TASK REQUIREMENTS:
Scan the listing for "sharpening" and copy out each line that has it.

DATA:
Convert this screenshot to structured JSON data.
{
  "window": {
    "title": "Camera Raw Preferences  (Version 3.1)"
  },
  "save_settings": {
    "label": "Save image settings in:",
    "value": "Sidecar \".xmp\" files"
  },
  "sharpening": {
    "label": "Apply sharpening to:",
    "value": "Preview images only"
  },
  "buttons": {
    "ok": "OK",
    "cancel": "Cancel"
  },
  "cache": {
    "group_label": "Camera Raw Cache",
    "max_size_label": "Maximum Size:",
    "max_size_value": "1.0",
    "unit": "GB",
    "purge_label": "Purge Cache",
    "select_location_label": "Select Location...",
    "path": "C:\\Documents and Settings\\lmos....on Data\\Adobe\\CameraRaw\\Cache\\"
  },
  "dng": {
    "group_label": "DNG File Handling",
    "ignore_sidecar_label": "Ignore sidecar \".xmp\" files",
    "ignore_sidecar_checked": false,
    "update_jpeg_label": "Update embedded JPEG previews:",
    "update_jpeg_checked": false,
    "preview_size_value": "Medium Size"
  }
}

RESPONSE TO THE TASK:
  "sharpening": {
    "label": "Apply sharpening to:",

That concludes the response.